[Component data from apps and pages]

↓↓↓

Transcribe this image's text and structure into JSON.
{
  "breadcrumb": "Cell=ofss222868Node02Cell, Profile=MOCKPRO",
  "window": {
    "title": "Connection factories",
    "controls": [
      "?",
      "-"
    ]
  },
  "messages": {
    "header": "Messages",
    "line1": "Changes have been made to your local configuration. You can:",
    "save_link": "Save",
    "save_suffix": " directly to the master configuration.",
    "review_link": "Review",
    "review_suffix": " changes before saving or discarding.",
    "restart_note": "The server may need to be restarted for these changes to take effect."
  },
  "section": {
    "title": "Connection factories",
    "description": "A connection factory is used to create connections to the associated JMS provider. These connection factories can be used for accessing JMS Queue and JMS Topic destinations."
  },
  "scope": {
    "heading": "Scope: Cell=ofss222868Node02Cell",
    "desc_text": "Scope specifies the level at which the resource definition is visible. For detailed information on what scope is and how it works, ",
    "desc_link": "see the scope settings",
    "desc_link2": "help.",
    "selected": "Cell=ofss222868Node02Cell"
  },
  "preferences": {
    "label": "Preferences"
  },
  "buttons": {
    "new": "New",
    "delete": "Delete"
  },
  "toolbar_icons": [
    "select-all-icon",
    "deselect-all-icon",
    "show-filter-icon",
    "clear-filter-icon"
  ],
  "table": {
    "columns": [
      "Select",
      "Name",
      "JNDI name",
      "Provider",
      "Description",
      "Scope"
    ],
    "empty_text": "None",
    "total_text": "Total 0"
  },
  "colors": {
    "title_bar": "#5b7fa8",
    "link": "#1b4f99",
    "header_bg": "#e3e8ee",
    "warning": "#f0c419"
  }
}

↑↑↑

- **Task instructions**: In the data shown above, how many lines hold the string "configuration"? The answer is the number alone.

- **Response for this exercise**: 2